Early ballet influences today and future ballet
Since the early dancers were amateurs in Louis XIV’s court, the style evolved from social court dances such as the gavotte, minuet and sarabande. Once ballet academies or schools came into existence, techniques were invented to standardize movements, the five feet positions, precise warm-ups, pointe shoes, leg turnout and leg extensions. Various training methods developed over time and across different countries, but the early techniques are still used today, three hundred and fifty years later.
Students learn the basic terminology for movements and begin with a series of warn-ups at the barre. Next they work to strengthen their legs, arms and core through combinations of steps, turns and jumps. When the warm-ups and the strengthening exercises are being taught, the dancer’s body is adapting to the rigors of ballet. Those practice movements become the basis for the choreography of solos, pas de deux (pairs dancing), ensemble pieces and entire ballets combined to tell a story or create a mood to match the music.
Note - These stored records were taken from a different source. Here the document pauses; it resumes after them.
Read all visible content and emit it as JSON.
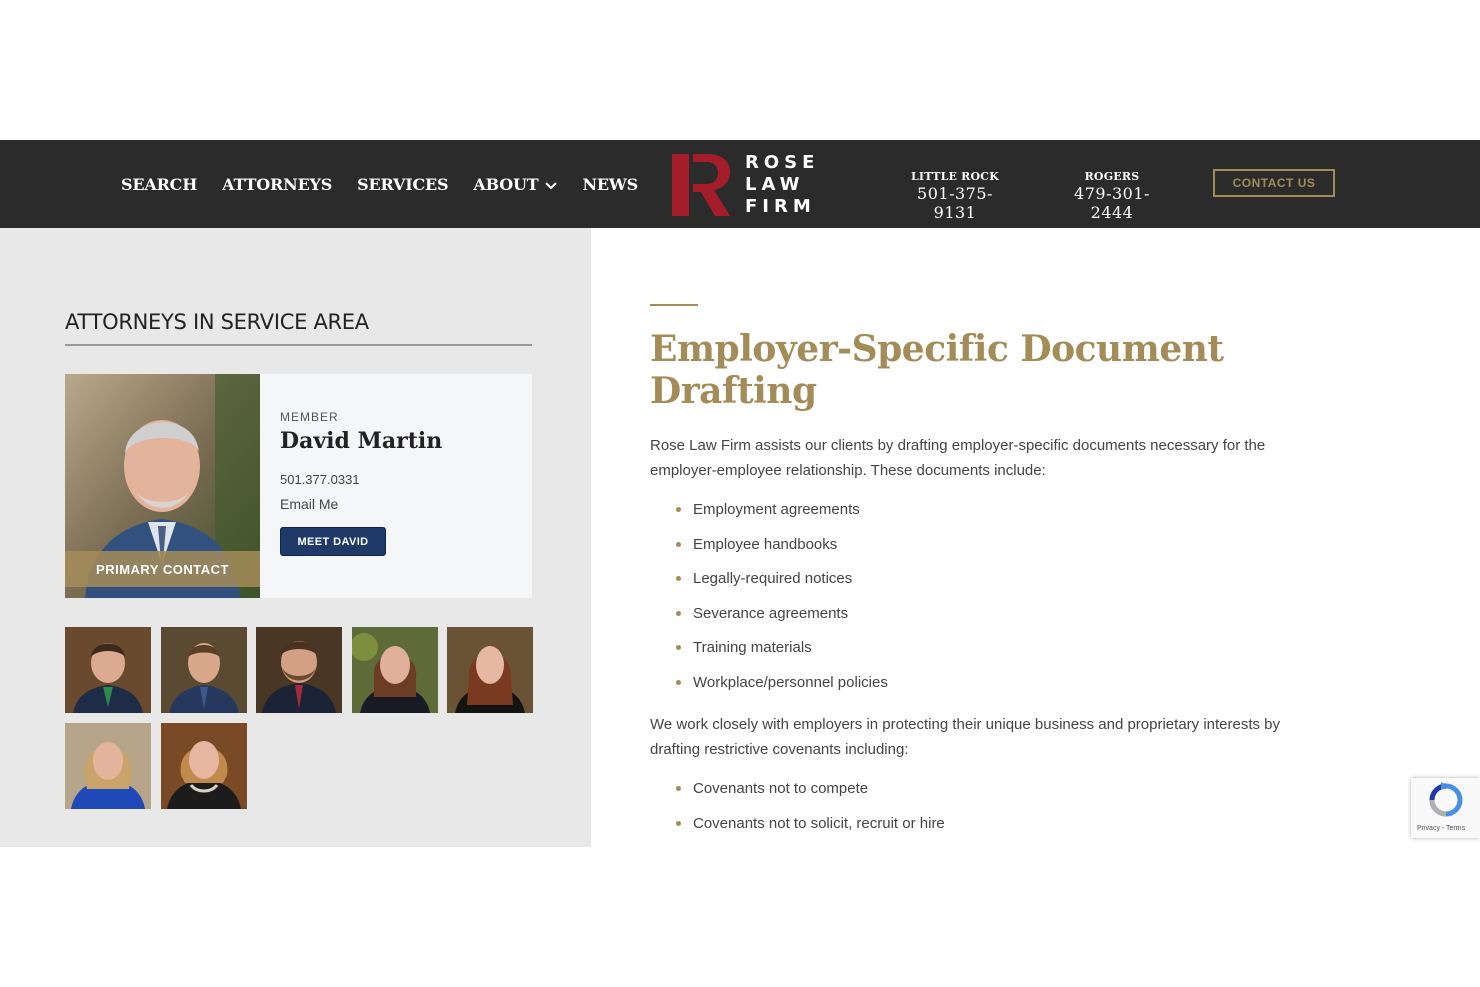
{
  "header": {
    "nav": [
      {
        "label": "SEARCH"
      },
      {
        "label": "ATTORNEYS"
      },
      {
        "label": "SERVICES"
      },
      {
        "label": "ABOUT"
      },
      {
        "label": "NEWS"
      }
    ],
    "logo_lines": [
      "ROSE",
      "LAW",
      "FIRM"
    ],
    "phones": [
      {
        "city": "LITTLE ROCK",
        "number": "501-375-9131"
      },
      {
        "city": "ROGERS",
        "number": "479-301-2444"
      }
    ],
    "contact_label": "CONTACT US"
  },
  "sidebar": {
    "title": "ATTORNEYS IN SERVICE AREA",
    "primary": {
      "role": "MEMBER",
      "name": "David Martin",
      "phone": "501.377.0331",
      "email_label": "Email Me",
      "button_label": "MEET DAVID",
      "badge": "PRIMARY CONTACT"
    }
  },
  "content": {
    "title": "Employer-Specific Document Drafting",
    "intro": "Rose Law Firm assists our clients by drafting employer-specific documents necessary for the employer-employee relationship. These documents include:",
    "list1": [
      "Employment agreements",
      "Employee handbooks",
      "Legally-required notices",
      "Severance agreements",
      "Training materials",
      "Workplace/personnel policies"
    ],
    "para2": "We work closely with employers in protecting their unique business and proprietary interests by drafting restrictive covenants including:",
    "list2": [
      "Covenants not to compete",
      "Covenants not to solicit, recruit or hire"
    ]
  },
  "recaptcha": {
    "text": "Privacy - Terms"
  },
  "colors": {
    "gold": "#a48c59",
    "header_bg": "#2b2b2b",
    "navy": "#1f3a68",
    "brand_red": "#a51c2b"
  }
}
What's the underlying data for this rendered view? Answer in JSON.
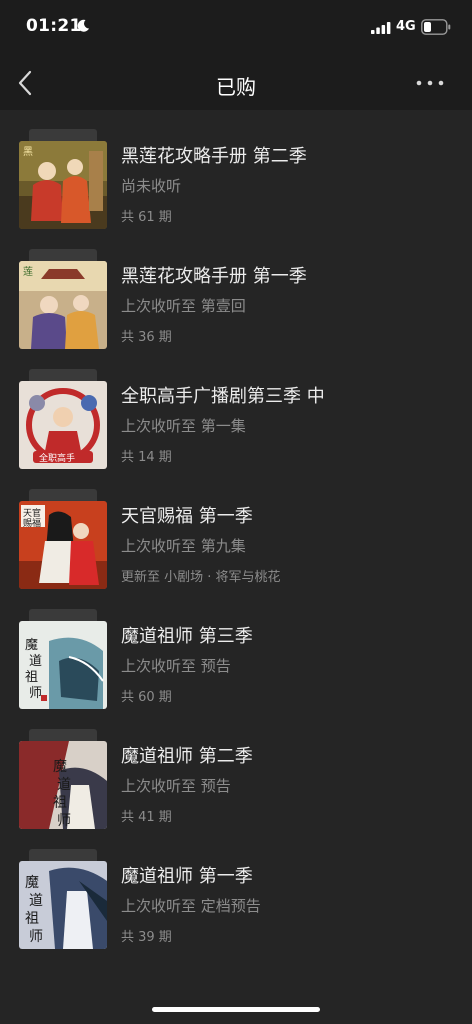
{
  "status_bar": {
    "time": "01:21",
    "network": "4G",
    "icons": [
      "moon-icon",
      "signal-icon",
      "battery-icon"
    ]
  },
  "nav": {
    "title": "已购",
    "back_icon": "chevron-left-icon",
    "more_icon": "more-dots-icon"
  },
  "items": [
    {
      "title": "黑莲花攻略手册 第二季",
      "progress": "尚未收听",
      "count": "共 61 期",
      "cover_accent": "#c85a3a"
    },
    {
      "title": "黑莲花攻略手册 第一季",
      "progress": "上次收听至 第壹回",
      "count": "共 36 期",
      "cover_accent": "#d8a24a"
    },
    {
      "title": "全职高手广播剧第三季 中",
      "progress": "上次收听至 第一集",
      "count": "共 14 期",
      "cover_accent": "#c02a2a"
    },
    {
      "title": "天官赐福 第一季",
      "progress": "上次收听至 第九集",
      "count": "更新至 小剧场 · 将军与桃花",
      "cover_accent": "#c8401e"
    },
    {
      "title": "魔道祖师 第三季",
      "progress": "上次收听至 预告",
      "count": "共 60 期",
      "cover_accent": "#5a8a98"
    },
    {
      "title": "魔道祖师 第二季",
      "progress": "上次收听至 预告",
      "count": "共 41 期",
      "cover_accent": "#8a2a2a"
    },
    {
      "title": "魔道祖师 第一季",
      "progress": "上次收听至 定档预告",
      "count": "共 39 期",
      "cover_accent": "#3a4a6a"
    }
  ]
}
The choreographer combines practice movements into a continuous stream of movement matching the composer’s intent or creating a new interpretation of a piece of music. I grew up dancing to classical ballet stories like Nutcracker, Sleeping Beauty and Giselle. We performed the notated steps created by famous choreographers, same as the professional dancers do, but at a less sophisticated level: our hands were less fluid, our jumps less high, our turns less crisp. If you attend a local ballet school recital and then a professional presentation of the same ballet, you’ll see the similarities as well as the skill level differences for yourself.